Stocks fall after gains for worker wages fan inflation fears

Financial Markets Wall Street
The New York Stock Exchange is seen in New York, Thursday, Feb. 24, 2022. Markets are opening mostly higher on Wall Street Friday after a wild ride a day earlier. The S&P 500 added 0.4% in the early going, following even bigger gains in Europe.
(AP Photo/Seth Wenig)

Worries about inflation are hitting Wall Street Friday after a report showed wages for U.S. workers are accelerating, which is good news for them but could feed into even higher inflation for the nation.

The S&P 500 was 1% lower in early trading, on track to wipe out most of what had been a healthy week of gains. The Dow Jones Industrial Average was down 281 points, or 0.8%, at 34,112, as of 9:42 a.m. Eastern time, while the Nasdaq composite was 1.2% lower.

Stocks had been on the upswing for more than a month on hopes that the worst of the nation’s high inflation may have passed already. That fed expectations for the Federal Reserve to ease up on its fusillade of big interest-rate hikes, which are supposed to undercut inflation by slowing the economy and dragging down on prices of stocks and other investments.

But Friday’s jobs report showed that wages for workers rose 5.1% last month from a year earlier. That’s an acceleration from October’s 4.9% gain and easily topped economists’ expectations for a slowdown.

Such jumps in pay are helpful to workers who are struggling to keep up with higher prices for daily necessities. But the Federal Reserve worries too-strong gains could cause inflation to become further entrenched in the economy. That’s because wages make up a big part of costs for companies in services industries, and they could end up raising their own prices further to cover higher wages for their employees.

Across the economy, employers also added 263,000 jobs last month. That was stronger hiring than economists’ forecasts for 200,000, while the unemployment rate held steady at 3.7%.

“The most important number for the Fed is probably the wage number,” said Brian Jacobsen, senior investment strategist at Allspring Global Investments.

Many traders are still betting on the Fed to downshift the size of its rate hikes at its next meeting later this month, to half a percentage point from the three-quarters of a point it had shoved through for four straight meetings.

But Treasury yields still jumped immediately after the jobs report’s release. That indicates strengthened expectations for the Fed to stay resolute in hiking interest rates to get inflation under control.

The yield on the two-year Treasury jumped to 4.34% from 4.24% late Thursday. The 10-year yield, which helps set rates for mortgages and many other loans, rose to 3.56% from 3.51%.

“Another month with a strong jobs report and torrid wage gains is a reality check for where we stand in the inflation fight,” said Mike Loewengart, head of model portfolio construction at Morgan Stanley Global Investment Office.

The strong jobs data follows up on several mixed reports on the economy.
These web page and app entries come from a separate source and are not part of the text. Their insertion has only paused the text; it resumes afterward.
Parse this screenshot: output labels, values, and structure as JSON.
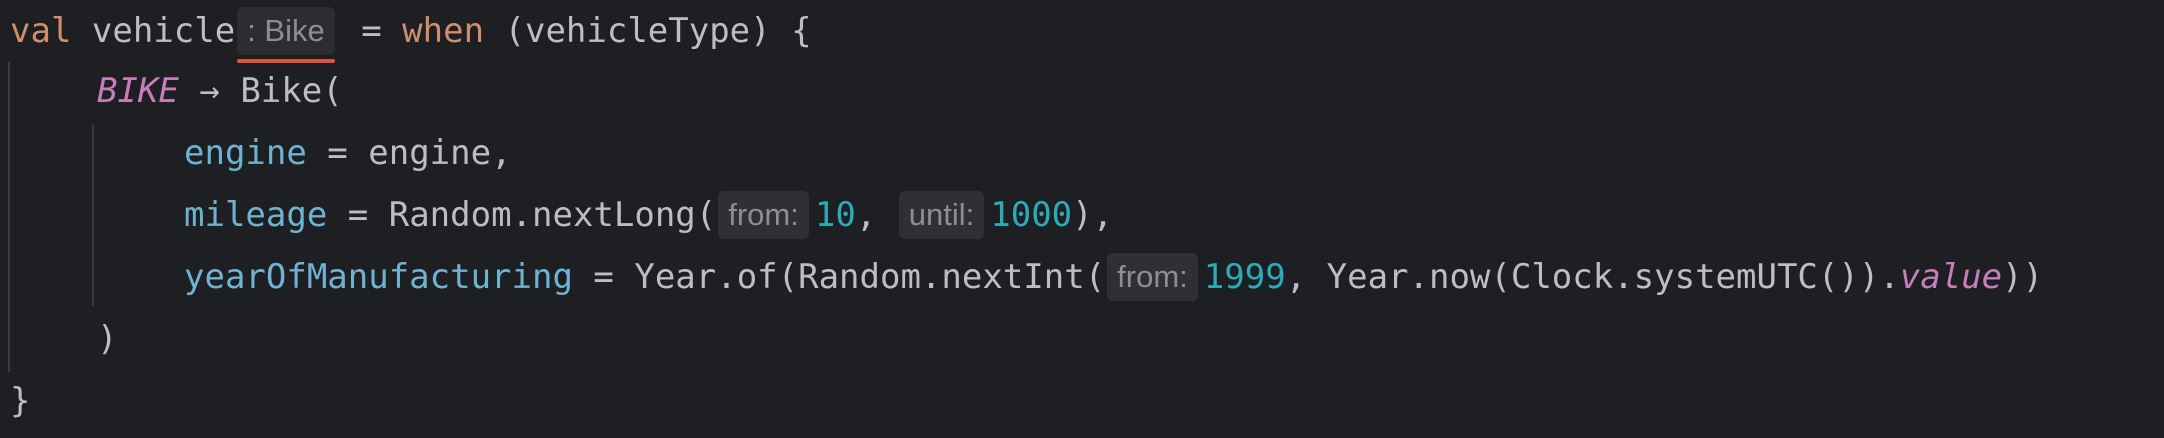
{
  "code": {
    "line1": {
      "kw_val": "val",
      "name": "vehicle",
      "type_hint": ": Bike",
      "assign": " = ",
      "kw_when": "when",
      "rest": " (vehicleType) {"
    },
    "line2": {
      "enum": "BIKE",
      "arrow": " → ",
      "call": "Bike("
    },
    "line3": {
      "param": "engine",
      "assign": " = ",
      "value": "engine,"
    },
    "line4": {
      "param": "mileage",
      "assign": " = ",
      "call": "Random.nextLong(",
      "hint_from": "from:",
      "num_from": "10",
      "sep": ", ",
      "hint_until": "until:",
      "num_until": "1000",
      "close": "),"
    },
    "line5": {
      "param": "yearOfManufacturing",
      "assign": " = ",
      "call": "Year.of(Random.nextInt(",
      "hint_from": "from:",
      "num_from": "1999",
      "mid": ", Year.now(Clock.systemUTC()).",
      "prop": "value",
      "close": "))"
    },
    "line6": {
      "close": ")"
    },
    "line7": {
      "close": "}"
    }
  },
  "colors": {
    "background": "#1e1f22",
    "keyword": "#cf8e6d",
    "number": "#2aacb8",
    "enum": "#c77dbb",
    "error_underline": "#e0533a"
  }
}
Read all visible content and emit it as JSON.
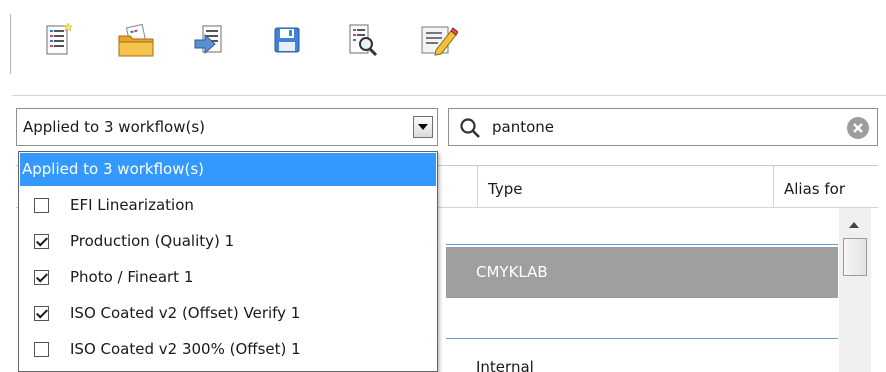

The nation’s manufacturing activity shrank last month for the first time in 30 months, for example, while the housing industry is struggling under the weight of much higher mortgage rates.

That’s largely by design, because the Fed is raising interest rates as a way of slowing the economy just enough to starve inflation in the prices of things that households and businesses need to stay alive. But the rate hikes also risk causing a recession if they go too far. A jobs market that remains much stronger than expected could make an already dicey situation for the Fed even more complicated.

More economists are forecasting the U.S. economy to fall into a recession next year in large part because of higher interest rates.

“While the Fed won’t back away from” a hike of just half a percentage point “in December, they still have no clue what they’ll do in 2023,” said Allpsring’s Jacobsen.